San Diego garage rockers return with their new full-length recorded with Chris Woodhouse (Thee Oh Sees, Ty Segall) and Ben Moore (Hot Snakes, Pinback). Featuring Glen Galloway (Trumans Water, Soul-Junk), Ely Moyal (Trumans Water), Jason Begin, and Alexander Dausch. The band channels their over-the-top insatiable live energy into 18 new songs and a blistering cover of Swell Maps' "Vertical Slum." The results are a blend of Octagrape's hottish live tune-delivery-syndrome and curbed bursts of studio as instrument. Desperate stabs at blending the songwriting un-writing lessons they appeared to learn on the Major Mayor Maxion Marble covers EP with a forced step into no/new/neu-wave. Jinxed sophomores managing to prune themselves into a number of unexpected shapes only to crush bits of woolly nectar out of each. And all of it delivered with the utmost urgent confidence that the rest of the listening universe needs to hear this as badly as they need to unburden themselves of it...

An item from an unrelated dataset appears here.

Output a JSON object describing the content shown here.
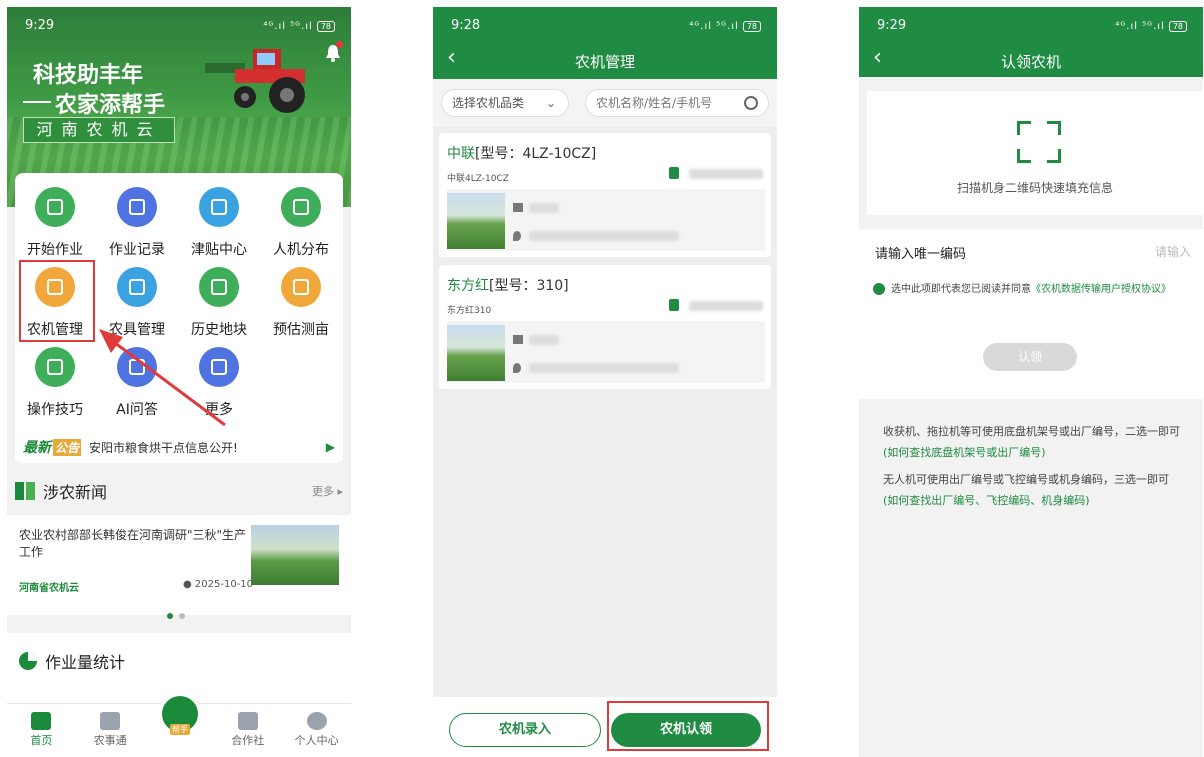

“Luxuriating within the lustrous musical harbor of the Ortolan sisterhood is the great strength of Stephanie Cottingham's lyrics. She talks of space and place, street corners, trees, and “sitting here reading this all on the ground.” We are able to explore these rooms with her, dream alongside her, join her in the desire to “Be So Bold” and “wish I could liveâ€¦to the fullest”. We know with her that “I was meant for something more”. We face “Sticky Situations” in the midst of which we struggle to “make things better” and believe the best about people and ourselves. Daniel Smith's fine production has framed all this in such a way that there is little to hinder our entrance.
Music like this is rare. It addresses us kindly, directly, without pretense or irony. It is not cool or hip or self-contained. It is unabashedly vulnerable, open to encounter. It's not often anymore that you hear the music of young people. Not just young people, but anyone who is still engaged in becoming who they are. Ortolan includes us in the family, encouraging us to grow along with them. As we walk from room to room, past painting after painting, here is something that invites us to pause, enter in, and to become a kindred participant in its quest.”
-Dan Zimmerman, 2009